Whether a digital piano or keyboard is deemed suitable for lessons depends on your interests, your pocketbook and your teacher. If your goal is the same as most piano students, to learn both acoustic and digital piano, you'll need both eventually. The price of an acoustic piano is increasing steadily due to increased labor and material costs (not to mention the price of maintaining it after purchase), while the price of digital pianos is dropping rapidly for a given amount of capability. Thus, it seems that digital pianos and keyboards, especially the higher-end models, will become increasingly attractive for those who wish to take lessons and have limited space or cash for an acoustic piano. Most teachers of acoustic piano would say that a keyboard or digital piano is acceptable for the first year or so of lessons, although there are some who take the stance that an acoustic piano is a must from the beginning. The better the quality of the digital piano you buy, the longer you can use it in lessons. If possible, look for a full 88 keys, escapement-type action, MIDI or other interface for computer connection, and pedals which are as close in action to those of an acoustic piano as possible.
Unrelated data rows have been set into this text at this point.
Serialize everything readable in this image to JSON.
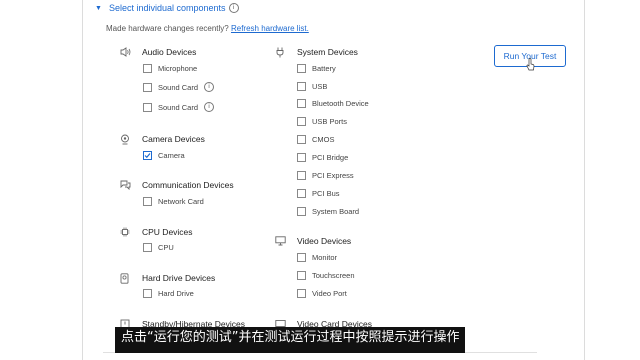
{
  "header": {
    "title": "Select individual components",
    "info": "i"
  },
  "prompt": {
    "text": "Made hardware changes recently?",
    "link": "Refresh hardware list."
  },
  "run_button": {
    "label": "Run Your Test"
  },
  "groups": {
    "audio": {
      "title": "Audio Devices",
      "icon": "speaker-icon",
      "items": [
        "Microphone",
        "Sound Card",
        "Sound Card"
      ]
    },
    "camera": {
      "title": "Camera Devices",
      "icon": "webcam-icon",
      "items": [
        "Camera"
      ]
    },
    "communication": {
      "title": "Communication Devices",
      "icon": "chat-icon",
      "items": [
        "Network Card"
      ]
    },
    "cpu": {
      "title": "CPU Devices",
      "icon": "chip-icon",
      "items": [
        "CPU"
      ]
    },
    "hdd": {
      "title": "Hard Drive Devices",
      "icon": "hard-drive-icon",
      "items": [
        "Hard Drive"
      ]
    },
    "standby": {
      "title": "Standby/Hibernate Devices",
      "icon": "power-icon"
    },
    "system": {
      "title": "System Devices",
      "icon": "plug-icon",
      "items": [
        "Battery",
        "USB",
        "Bluetooth Device",
        "USB Ports",
        "CMOS",
        "PCI Bridge",
        "PCI Express",
        "PCI Bus",
        "System Board"
      ]
    },
    "video": {
      "title": "Video Devices",
      "icon": "monitor-icon",
      "items": [
        "Monitor",
        "Touchscreen",
        "Video Port"
      ]
    },
    "video_card": {
      "title": "Video Card Devices",
      "icon": "card-icon"
    }
  },
  "checked_items": [
    "Camera"
  ],
  "subtitle": "点击“运行您的测试”并在测试运行过程中按照提示进行操作",
  "colors": {
    "accent": "#1d6ad0",
    "text": "#333333"
  }
}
Don't assume that an old, lesser brand piano which needs reconditioning and/or repairing work and has trouble holding tune is necessarily a better choice than a digital piano or keyboard of the same price. For advice on buying both acoustic and digital pianos, please see our page Purchasing and Caring For a Piano or Keyboard.
I have not tried here to convince anybody that digital pianos and keyboards are better (or worse) in any sense than the acoustic piano. Such an argument ignores the unique qualities and capabilities of electronic and mechanical instruments. That said, it's hard to ignore the advantages, both technological and pedagogical, that digital pianos can offer - to students, teachers and accomplished players of the acoustic piano.
A love of the acoustic piano doesn't preclude one from taking advantage of modern piano technology. Indeed, we are fortunate that digital and acoustic pianos share enough similarities to make learning both possible in one set of lessons. As we consider the alternatives, it's important to keep in mind that digital pianos already outsell acoustic pianos. Teachers who think they can ignore the digital piano might find themselves in a bad spot in a few years. Those who can embrace it in their teaching and studio marketing, will see their student numbers and income grow, while discovering for themselves the creative vistas opened by digitals.
I hope, and believe, that the acoustic piano won't go the way of the harpsichord, becoming a footnote to the history of keyboard instruments. I also hope that we can recognize both the differences and relative advantages of both acoustic pianos and digital instruments and fully utilize the capabilities of each in teaching and learning. Digital technology presents advantages for students and teachers alike, which we would be foolish to discard out of bias, unfamiliarity or lack of knowledge.